A few of my peers, including my close friend, got promoted before me.
This caused a confusing bundle of emotions within me. I had performed really well since joining the company and I was ready for the next step. I was surprised I hadn’t been told there were opportunities for promotion. I felt let down by my manager – wasn’t she supposed to fight for me? I felt like a failure. I withdrew into myself, afraid to share my ambitions. To be honest, over the previous few months I hadn’t enjoyed my job and I hadn’t given my best. Yet I still felt I deserved recognition.
This internal conflict continued to simmer until, years later, I found a simple framework that helped me to make sense of my experience and learn from it. Mike Lehr separates out feelings, emotions and intuition:
- feelings are the sensations that arise from a particular event
- these feelings form emotions which move us to do, say or think things (e-motion)
- intuition is the interpretation of these emotions and gives us insights about the situation, other people and ourselves
Intuition is our internal voice of truth. It guides us in the right direction and is especially helpful in situations where data isn’t available and logical reasoning doesn’t work. Intuition helps us to clarify where we stand on a particular issue. In order to connect to our intuition, we need to separate out the loud, confusing voices of our feelings and step back from our emotional reactions. From this clear space, we can ask ourselves: “What does this emotion say about me? About my relationship with this person? About this situation?” The answers can help us learn and move forward.
I wanted closure on the promotion situation, so I decided to apply the framework:
A few of my peers, my very good friend included, got promoted before me.
What sensations arose from this event?
I was really happy and proud for my friend, she was passionate and brilliant at her job and she deserved this promotion.
I was resentful and angry with my manager. Why hadn’t she rooting for me after giving me positive feedback all year? Wasn’t it her responsibility to develop and promote her team?
I was disappointed with myself for not achieving my best, for not being first. I began to doubt my capability and intelligence – my perfect track record of straight A’s and awards had been broken.
How did these feelings move me to think and behave?
I congratulated my friend and was there for her during this exciting journey (happiness, pride).
I confronted my manager and pointed out she had bypassed an opportunity that she knew was important to me (anger). I secretly blamed her for not fighting enough for me (resentment).
I withdrew into myself (doubt) and stepped away from the cheerful, overly optimistic extrovert I had always been. I vowed to stop investing all my energy into this company which clearly didn’t value me (disappointment).

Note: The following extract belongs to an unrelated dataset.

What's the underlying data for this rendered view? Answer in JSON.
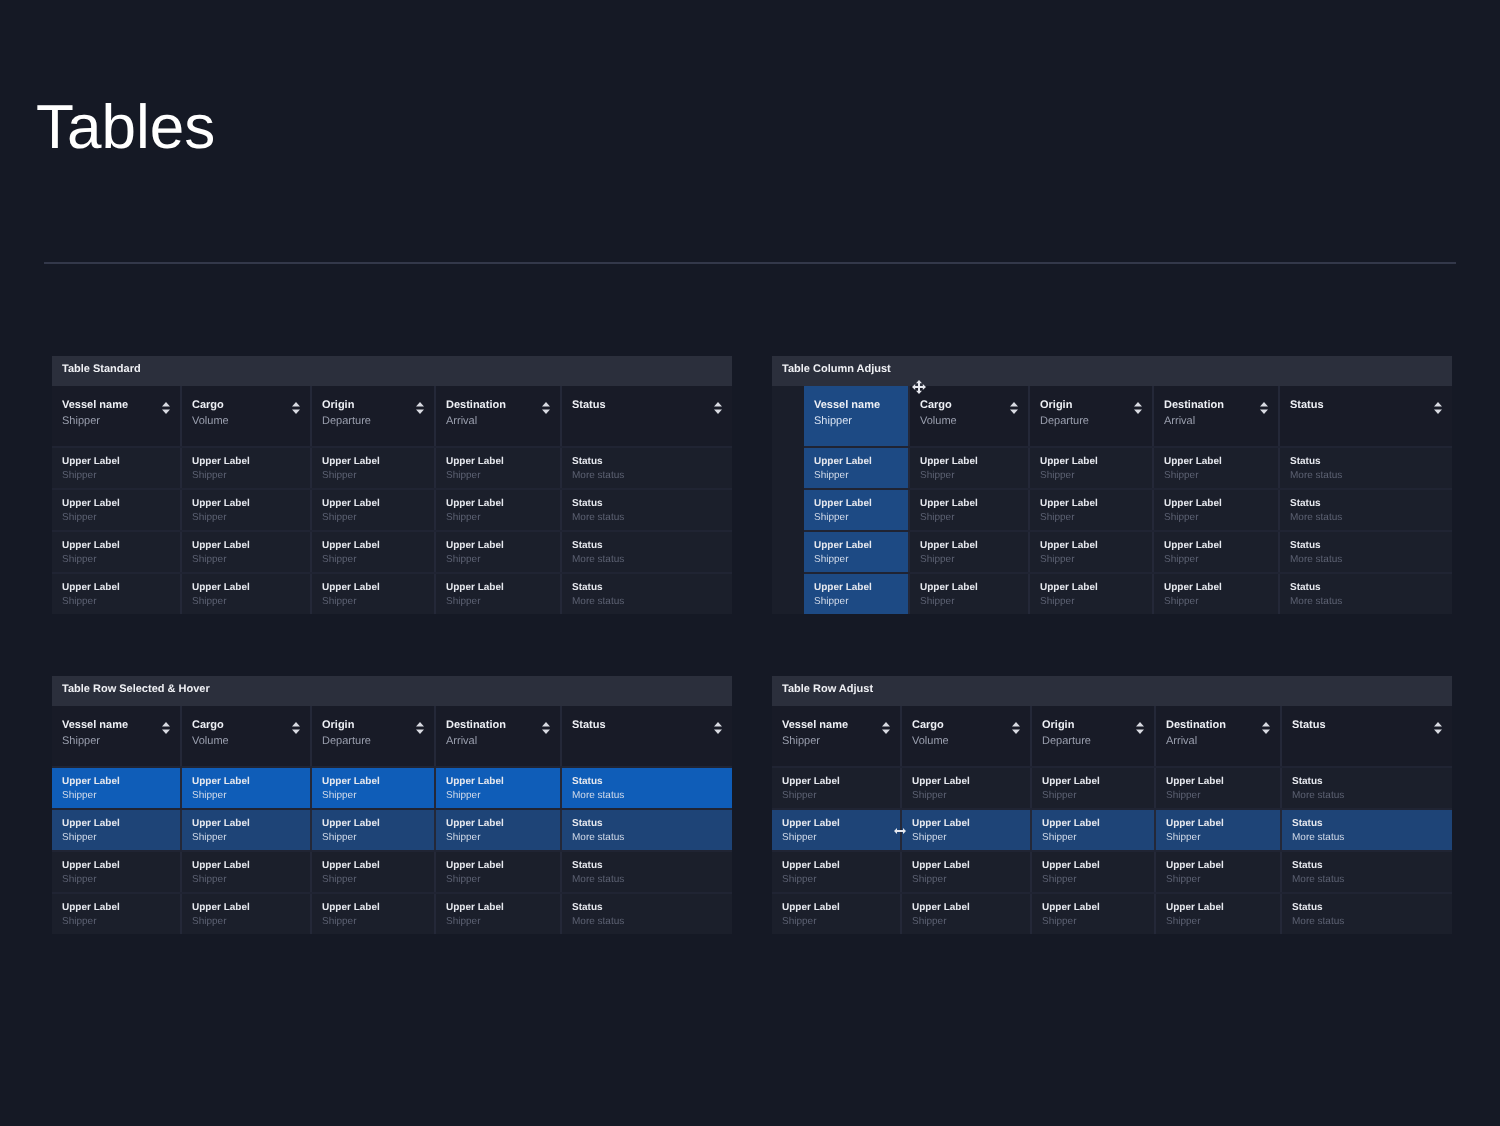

What were my emotions telling me about my relationship with my friend?
I knew, deep down, that my friend wasn’t just brilliant at her job. She had also worked harder than me. Perhaps even more importantly, she had embraced a much better attitude than me – she had stayed positive and hadn’t complained as much. I knew I didn’t deserve the promotion as much as she did in this particular moment (a year before, yes, but not then). She had always supported. My intuition told me our friendship was worth it. My intuition was right – we have been close friends to this day.
What were my emotions telling me about my relationship with my manager?
Whilst I liked her very much on a personal level, there was something off about her as a manager. This event brought to mind many other small incidents where she had let me down. She had not stood up for me when others had criticized my work – even when she knew I was right. She had not given me credit for my big ideas. She had tried to keep me in a role that bored me. My intuition told me I should fight for myself and not count on her. My intuition was right – she added no value to my career for the whole time we worked together, or afterwards. I ignored this intuition for a long time and continued to rely on her. I kept getting disappointed.
What were my emotions telling me about my relationship with the company?
I was bored of doing the same kind of work. I was tired of rewriting strategy documents with ideas that would never see the light of day. For the first time in my life, I was actively trying to curb my effort instead of giving my all. I wanted to be promoted for the title, for the checkbox, for the prestige. I didn’t care about the work I would be doing once promoted – there was no job within the company that excited me. I felt indignant – I just wanted the company to recognize me for my past achievements and I was waiting for that before I make any more effort. My intuition was telling me that this wasn’t the right place for me (whether it was the company or the job, I wasn’t sure). This wasn’t the first time this message was showing up. Neither was it the last time I ignored it. My intuition was right. I continued to struggle until I left the company, the job and the industry.
Connecting to my intuition, albeit years later, gave me a sense of clarity and peace. And whilst I have not always been brave enough to follow my intuition, reflecting on it encourages me to trust it more next time.
Give it a try
It takes practice to learn how to connect with your intuition without confusing it with your emotions. Give it a try right now:
Event: What situation are you stuck in?
Feelings: What sensations are arising?
Emotions: What are these feelings making you think and do?
Intuition: What are these emotions teaching you about your relationships, the situation or yourself?
Get unstuck by connecting with your intuition. What emerges when you strip out the feelings and emotional reactions?
Not sure how to connect to your intuition (vs emotions)? Coaching helps you de-clutter your mind, strip out emotions and connect to what is true for you, deep down. Follow your intuition and book your free consultation now.